- _Your task_
Look through the entries below and return all lines including the word "done".

(Data extract begins)

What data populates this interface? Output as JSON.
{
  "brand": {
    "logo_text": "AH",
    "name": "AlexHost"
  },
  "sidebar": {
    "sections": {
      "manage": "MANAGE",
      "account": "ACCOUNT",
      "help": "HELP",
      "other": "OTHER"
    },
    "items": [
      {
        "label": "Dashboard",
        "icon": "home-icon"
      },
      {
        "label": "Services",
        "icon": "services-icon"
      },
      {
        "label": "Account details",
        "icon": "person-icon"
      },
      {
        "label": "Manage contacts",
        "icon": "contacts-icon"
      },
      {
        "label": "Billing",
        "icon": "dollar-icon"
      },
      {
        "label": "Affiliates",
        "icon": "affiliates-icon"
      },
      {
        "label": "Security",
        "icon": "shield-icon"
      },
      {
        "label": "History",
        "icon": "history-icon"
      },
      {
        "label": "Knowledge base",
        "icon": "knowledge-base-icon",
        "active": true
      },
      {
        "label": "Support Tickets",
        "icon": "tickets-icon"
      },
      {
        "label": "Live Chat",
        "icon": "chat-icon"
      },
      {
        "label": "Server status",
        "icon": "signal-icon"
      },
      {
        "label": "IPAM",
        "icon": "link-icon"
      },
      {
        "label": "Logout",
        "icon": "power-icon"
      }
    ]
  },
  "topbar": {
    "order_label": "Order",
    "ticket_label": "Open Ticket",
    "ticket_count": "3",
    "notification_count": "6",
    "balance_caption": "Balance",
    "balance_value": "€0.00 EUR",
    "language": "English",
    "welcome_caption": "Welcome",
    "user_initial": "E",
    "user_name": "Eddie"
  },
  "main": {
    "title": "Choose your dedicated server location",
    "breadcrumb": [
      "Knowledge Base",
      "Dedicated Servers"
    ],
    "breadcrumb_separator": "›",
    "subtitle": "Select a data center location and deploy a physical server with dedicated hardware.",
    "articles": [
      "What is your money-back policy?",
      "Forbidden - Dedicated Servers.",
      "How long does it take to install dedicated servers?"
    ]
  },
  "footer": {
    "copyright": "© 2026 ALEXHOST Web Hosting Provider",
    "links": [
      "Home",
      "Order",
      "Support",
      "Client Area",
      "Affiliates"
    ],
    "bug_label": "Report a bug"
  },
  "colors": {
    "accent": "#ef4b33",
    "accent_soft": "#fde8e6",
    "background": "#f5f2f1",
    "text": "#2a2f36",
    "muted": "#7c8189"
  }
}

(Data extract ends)
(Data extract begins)

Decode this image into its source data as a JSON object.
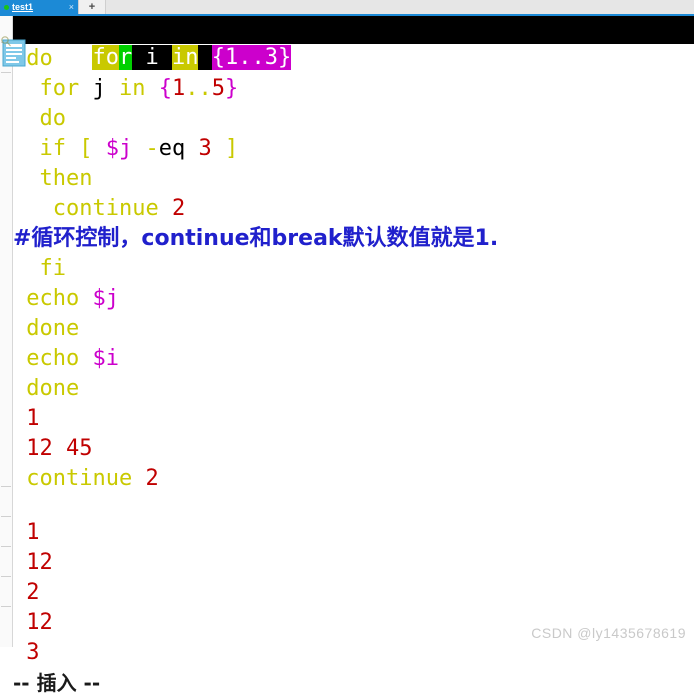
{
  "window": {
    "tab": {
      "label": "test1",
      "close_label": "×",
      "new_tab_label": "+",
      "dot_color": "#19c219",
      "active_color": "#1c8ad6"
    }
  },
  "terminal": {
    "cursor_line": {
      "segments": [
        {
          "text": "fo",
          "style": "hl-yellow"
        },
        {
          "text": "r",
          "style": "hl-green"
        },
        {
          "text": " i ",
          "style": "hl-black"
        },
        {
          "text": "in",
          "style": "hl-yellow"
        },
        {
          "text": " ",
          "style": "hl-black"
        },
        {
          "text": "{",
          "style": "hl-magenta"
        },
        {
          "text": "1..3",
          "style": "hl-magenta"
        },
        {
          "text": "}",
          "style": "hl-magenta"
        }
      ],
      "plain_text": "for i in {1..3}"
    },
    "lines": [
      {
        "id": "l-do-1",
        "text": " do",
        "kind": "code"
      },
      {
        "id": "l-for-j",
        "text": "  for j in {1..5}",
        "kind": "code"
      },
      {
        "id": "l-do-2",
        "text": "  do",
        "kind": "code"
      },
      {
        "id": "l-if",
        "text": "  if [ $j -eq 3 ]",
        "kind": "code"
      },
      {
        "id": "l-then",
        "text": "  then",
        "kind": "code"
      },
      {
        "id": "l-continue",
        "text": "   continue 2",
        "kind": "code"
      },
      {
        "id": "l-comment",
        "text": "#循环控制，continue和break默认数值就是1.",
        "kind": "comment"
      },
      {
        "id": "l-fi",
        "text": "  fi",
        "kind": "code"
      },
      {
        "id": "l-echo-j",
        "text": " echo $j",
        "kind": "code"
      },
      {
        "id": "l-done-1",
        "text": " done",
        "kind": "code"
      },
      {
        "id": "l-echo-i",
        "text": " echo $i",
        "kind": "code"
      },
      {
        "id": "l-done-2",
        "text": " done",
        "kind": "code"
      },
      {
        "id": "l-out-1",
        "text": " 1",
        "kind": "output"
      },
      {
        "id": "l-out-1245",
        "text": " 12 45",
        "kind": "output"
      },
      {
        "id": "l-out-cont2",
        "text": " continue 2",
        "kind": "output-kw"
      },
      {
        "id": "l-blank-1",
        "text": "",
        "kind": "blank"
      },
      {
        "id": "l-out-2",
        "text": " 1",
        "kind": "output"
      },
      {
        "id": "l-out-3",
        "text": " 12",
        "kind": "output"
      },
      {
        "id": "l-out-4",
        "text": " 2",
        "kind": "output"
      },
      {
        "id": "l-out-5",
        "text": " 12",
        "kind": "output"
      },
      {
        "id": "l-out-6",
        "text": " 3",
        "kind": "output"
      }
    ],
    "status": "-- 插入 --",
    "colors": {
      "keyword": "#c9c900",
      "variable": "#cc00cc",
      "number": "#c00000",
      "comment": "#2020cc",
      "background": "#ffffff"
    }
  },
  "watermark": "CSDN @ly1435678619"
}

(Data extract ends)
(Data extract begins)

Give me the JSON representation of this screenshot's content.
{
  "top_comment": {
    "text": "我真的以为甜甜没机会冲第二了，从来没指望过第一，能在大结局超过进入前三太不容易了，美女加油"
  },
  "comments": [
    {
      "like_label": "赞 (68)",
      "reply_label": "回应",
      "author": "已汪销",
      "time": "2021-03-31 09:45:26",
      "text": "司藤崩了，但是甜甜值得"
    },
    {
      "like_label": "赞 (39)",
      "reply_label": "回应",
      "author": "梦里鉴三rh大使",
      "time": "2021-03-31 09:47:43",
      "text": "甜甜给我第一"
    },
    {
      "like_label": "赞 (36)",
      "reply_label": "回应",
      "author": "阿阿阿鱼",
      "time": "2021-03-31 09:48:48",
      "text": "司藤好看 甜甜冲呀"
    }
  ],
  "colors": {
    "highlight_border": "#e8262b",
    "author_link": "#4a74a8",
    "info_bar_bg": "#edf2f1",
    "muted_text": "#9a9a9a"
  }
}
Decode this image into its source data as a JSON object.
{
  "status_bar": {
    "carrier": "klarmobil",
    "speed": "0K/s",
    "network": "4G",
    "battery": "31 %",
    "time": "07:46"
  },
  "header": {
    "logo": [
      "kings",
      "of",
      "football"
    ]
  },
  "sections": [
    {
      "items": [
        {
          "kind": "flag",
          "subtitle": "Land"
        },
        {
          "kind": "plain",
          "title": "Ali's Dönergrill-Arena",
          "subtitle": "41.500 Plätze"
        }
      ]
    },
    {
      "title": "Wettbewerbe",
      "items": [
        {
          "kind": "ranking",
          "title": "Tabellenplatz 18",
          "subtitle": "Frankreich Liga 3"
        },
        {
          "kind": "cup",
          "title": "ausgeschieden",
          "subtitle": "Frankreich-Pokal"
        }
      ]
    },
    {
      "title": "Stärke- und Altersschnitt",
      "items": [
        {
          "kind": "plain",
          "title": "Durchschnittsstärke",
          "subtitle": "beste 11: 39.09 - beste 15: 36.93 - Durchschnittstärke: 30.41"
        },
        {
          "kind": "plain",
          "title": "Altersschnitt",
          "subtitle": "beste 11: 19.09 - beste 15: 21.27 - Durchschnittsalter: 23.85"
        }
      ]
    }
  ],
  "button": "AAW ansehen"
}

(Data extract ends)

- _The answer_
        "id": "l-done-1",
        "text": " done",
        "id": "l-done-2",
        "text": " done",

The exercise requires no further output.